When you are on a ski or snowboarding vacation, nothing can ruin your fun faster than getting hurt or even getting sick. Here are a few tips that can keep you safe and happy during your winter vacation.
Make Sure You are in Shape
Before you head out to the mountains, ensure that you are in shape. You should do some conditioning training that will help build the muscles that you will be using during your skiing trip. This is also a good way to build up your endurance as well.
Check Your Equipment
It is always a good idea to check your equipment before heading out to the slopes — especially the bindings. Statistics show that about 50% of injuries on the slopes are due to faulty or improper binding performance. You should also make sure that all your other gear is in top shape as well.
Warm Up Before Hitting the Slopes
You may be tempted to jump from the car and onto that chair lift; however, you should do some warm ups. Your muscles will be cold and more susceptible to injury. Make sure you focus on your legs, especially the calves, quadriceps and hamstrings. Warming up your shoulder is also a good idea.

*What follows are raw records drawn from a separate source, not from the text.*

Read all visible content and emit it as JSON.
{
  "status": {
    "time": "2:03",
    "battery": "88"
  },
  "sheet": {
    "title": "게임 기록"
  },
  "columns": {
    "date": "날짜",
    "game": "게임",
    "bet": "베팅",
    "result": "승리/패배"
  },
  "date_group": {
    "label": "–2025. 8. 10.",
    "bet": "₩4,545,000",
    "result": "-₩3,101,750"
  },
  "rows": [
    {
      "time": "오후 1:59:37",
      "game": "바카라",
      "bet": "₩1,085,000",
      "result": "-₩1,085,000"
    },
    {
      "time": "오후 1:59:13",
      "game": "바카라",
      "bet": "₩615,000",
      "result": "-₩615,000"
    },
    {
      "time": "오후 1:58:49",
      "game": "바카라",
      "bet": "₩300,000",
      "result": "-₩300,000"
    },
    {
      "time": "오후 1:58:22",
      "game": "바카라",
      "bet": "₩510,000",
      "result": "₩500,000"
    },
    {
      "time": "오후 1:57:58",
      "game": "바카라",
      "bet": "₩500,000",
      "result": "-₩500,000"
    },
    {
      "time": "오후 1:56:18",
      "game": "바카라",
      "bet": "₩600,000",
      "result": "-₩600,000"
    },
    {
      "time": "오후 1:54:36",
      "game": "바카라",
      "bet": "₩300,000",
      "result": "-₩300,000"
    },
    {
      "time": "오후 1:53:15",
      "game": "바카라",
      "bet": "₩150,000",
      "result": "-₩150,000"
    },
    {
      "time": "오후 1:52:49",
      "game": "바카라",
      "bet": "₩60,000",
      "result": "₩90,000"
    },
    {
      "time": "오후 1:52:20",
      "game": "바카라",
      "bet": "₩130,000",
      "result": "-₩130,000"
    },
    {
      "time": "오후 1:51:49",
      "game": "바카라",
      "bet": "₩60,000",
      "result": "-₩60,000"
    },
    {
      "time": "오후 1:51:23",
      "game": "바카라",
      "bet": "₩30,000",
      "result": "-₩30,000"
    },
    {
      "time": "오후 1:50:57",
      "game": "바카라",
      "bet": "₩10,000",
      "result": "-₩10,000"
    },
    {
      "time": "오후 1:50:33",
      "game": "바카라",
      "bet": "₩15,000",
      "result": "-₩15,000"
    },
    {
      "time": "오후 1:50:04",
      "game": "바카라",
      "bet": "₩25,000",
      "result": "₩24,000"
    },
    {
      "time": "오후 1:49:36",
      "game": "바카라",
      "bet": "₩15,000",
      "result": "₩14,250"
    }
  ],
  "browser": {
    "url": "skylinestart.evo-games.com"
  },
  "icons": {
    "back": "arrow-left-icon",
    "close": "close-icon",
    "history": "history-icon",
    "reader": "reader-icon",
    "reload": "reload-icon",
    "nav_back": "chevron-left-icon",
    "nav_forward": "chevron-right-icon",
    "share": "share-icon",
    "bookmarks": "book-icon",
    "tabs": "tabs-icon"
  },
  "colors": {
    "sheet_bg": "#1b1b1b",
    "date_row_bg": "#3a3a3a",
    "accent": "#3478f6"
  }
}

Understand Your Limitations
You should ski at your level. Don’t try to experience that black diamond run, when you still haven’t left the green runs. Skiing within your abilities will keep you safer. Taking a day of ski lessons can also help you advance your skiing level so you can enjoy more of the mountain. Lessons can also help you learn safer ways to ski and board.
Hydrate, Hydrate, Hydrate
You may want to keep skiing to get in as many runs as possible. However, you need to hydrate, especially if you are not used to the higher altitudes. Bring water along, or make regular stops at the base to replenish your fluid levels. Being properly hydrated will let you ski or board longer without becoming tired.
Avoid the “Last Run” Syndrome
You may think you have that one last run in you, but your body may have different ideas. If your legs are feeling heavy or weak, head over to the lodge rather than attempting that last run. When you are exhausted, you are more likely to get hurt.